**ACTIVITY**
Look through the data below and return each line where "this" appears.

**INPUT DATA**
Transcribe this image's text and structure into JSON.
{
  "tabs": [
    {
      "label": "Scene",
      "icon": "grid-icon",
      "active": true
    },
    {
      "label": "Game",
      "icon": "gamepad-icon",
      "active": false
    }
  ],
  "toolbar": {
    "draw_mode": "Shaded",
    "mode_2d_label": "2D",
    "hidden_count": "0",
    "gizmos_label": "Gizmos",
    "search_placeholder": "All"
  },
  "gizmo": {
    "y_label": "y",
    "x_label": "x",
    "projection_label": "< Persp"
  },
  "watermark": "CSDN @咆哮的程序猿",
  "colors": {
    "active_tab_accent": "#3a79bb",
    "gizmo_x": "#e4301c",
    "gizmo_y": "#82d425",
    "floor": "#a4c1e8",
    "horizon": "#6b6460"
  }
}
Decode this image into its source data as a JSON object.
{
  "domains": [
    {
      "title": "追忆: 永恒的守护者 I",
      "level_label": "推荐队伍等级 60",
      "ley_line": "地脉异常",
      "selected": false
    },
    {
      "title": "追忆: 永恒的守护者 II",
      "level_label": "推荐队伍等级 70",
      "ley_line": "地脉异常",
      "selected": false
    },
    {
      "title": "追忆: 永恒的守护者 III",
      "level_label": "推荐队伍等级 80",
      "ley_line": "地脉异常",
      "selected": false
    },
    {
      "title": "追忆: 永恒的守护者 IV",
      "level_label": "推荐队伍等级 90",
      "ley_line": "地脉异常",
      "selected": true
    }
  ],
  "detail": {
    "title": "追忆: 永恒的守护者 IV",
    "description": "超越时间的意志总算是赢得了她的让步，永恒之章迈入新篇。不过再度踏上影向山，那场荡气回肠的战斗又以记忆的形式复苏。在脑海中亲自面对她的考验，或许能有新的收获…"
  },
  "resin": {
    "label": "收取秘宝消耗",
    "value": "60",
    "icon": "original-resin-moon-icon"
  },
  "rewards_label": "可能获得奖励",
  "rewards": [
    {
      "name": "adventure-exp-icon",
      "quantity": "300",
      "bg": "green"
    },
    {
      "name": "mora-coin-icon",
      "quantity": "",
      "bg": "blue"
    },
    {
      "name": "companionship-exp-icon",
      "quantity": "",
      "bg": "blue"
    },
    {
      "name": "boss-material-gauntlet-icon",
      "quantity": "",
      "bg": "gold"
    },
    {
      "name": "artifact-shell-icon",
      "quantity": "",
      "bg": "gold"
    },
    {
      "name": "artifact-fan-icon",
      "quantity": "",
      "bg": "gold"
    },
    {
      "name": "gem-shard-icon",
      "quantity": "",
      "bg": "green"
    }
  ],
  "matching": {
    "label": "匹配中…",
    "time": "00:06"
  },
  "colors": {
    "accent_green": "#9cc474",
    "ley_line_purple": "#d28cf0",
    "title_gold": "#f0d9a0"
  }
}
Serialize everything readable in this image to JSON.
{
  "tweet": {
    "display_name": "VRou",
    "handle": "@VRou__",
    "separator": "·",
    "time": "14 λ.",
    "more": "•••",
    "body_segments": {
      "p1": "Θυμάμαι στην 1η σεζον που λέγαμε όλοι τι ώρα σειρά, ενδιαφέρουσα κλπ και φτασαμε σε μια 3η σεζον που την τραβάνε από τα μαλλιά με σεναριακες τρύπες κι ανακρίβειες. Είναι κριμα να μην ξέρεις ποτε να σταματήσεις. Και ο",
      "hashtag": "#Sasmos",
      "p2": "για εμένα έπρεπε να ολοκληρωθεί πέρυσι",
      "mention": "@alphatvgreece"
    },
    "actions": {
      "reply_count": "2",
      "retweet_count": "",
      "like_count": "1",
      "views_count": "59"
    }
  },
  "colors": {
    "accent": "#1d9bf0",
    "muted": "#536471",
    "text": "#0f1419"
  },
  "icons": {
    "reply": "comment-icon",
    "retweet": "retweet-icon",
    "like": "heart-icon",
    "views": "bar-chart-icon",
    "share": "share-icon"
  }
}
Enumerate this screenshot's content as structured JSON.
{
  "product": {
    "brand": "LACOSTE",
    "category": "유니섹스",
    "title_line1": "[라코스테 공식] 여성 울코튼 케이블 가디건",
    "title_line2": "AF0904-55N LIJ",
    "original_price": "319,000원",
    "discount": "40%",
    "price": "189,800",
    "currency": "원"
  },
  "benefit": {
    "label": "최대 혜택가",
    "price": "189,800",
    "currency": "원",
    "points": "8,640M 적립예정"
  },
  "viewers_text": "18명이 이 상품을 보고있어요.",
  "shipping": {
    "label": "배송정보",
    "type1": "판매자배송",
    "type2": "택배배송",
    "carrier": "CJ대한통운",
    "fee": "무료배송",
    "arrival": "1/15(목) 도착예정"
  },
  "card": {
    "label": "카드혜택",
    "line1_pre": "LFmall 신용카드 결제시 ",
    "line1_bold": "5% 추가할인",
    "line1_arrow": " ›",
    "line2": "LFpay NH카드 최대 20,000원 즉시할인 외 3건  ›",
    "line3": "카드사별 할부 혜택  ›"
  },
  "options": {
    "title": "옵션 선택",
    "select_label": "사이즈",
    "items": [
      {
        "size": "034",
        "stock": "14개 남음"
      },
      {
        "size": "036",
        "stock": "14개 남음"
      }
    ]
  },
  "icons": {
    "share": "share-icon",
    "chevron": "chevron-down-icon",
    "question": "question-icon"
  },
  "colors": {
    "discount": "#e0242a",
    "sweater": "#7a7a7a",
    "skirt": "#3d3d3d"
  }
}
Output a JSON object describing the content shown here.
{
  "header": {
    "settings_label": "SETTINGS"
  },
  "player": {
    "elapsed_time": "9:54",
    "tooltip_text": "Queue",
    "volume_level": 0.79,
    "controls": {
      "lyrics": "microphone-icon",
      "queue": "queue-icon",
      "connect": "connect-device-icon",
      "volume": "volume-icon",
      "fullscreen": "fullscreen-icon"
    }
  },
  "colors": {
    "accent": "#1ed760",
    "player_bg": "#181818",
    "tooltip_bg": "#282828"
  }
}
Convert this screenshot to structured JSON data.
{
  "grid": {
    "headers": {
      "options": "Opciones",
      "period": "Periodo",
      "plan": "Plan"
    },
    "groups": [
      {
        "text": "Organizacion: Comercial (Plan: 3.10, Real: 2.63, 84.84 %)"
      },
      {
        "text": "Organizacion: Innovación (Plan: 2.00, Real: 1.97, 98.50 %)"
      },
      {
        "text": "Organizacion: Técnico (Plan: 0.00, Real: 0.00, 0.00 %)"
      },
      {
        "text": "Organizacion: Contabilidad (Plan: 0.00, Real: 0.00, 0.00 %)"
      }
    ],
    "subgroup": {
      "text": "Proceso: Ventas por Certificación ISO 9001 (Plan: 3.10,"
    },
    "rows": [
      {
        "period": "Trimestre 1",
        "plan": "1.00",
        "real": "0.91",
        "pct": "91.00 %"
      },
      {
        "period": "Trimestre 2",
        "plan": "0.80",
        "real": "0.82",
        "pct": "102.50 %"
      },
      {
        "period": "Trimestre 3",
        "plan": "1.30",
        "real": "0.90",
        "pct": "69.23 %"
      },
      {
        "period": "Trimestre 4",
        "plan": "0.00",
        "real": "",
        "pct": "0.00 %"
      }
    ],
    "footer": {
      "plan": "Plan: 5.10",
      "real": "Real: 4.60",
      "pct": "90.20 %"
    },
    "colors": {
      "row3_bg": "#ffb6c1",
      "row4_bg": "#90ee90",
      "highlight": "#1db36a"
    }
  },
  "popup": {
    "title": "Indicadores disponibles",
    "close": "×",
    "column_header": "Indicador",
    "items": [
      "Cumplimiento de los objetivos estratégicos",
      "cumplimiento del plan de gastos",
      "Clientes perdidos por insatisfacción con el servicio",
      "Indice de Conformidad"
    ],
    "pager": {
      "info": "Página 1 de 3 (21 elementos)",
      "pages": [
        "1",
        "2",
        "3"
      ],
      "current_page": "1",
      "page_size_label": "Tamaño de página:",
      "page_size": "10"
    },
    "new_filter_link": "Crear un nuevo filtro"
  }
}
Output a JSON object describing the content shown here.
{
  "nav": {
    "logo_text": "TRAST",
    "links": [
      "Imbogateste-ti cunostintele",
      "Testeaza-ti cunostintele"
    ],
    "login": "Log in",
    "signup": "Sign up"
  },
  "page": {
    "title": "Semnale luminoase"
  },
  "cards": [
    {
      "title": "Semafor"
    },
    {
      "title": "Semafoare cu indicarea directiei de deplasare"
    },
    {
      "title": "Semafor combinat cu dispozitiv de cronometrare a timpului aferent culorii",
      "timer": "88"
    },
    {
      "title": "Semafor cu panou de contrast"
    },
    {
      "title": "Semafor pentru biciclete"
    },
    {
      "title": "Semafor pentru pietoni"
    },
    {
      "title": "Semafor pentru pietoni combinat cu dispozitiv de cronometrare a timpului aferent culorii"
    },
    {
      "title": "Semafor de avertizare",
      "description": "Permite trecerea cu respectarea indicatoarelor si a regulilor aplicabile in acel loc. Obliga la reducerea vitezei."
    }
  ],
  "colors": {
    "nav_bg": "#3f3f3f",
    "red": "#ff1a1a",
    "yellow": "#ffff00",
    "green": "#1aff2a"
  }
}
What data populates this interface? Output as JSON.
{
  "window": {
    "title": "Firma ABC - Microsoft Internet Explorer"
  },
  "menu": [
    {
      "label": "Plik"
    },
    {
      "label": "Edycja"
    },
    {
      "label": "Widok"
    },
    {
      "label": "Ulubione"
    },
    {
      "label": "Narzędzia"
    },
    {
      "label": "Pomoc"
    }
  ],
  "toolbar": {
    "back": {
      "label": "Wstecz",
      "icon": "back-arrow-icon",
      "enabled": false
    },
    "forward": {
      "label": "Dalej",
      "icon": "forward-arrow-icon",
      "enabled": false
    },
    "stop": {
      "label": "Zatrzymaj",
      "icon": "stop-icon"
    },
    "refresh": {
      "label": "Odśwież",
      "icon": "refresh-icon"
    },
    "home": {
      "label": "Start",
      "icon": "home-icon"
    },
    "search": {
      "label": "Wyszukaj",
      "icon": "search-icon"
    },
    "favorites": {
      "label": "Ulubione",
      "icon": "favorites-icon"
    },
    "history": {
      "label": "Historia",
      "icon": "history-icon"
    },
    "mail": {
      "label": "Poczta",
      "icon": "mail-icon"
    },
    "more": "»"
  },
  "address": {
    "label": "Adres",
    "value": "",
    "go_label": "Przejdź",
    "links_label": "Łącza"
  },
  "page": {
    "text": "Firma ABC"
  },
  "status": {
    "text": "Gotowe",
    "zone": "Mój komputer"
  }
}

**ANSWER**
Transcribe this image's text and structure into JSON.
Decode this image into its source data as a JSON object.
Serialize everything readable in this image to JSON.
Enumerate this screenshot's content as structured JSON.
Convert this screenshot to structured JSON data.
What data populates this interface? Output as JSON.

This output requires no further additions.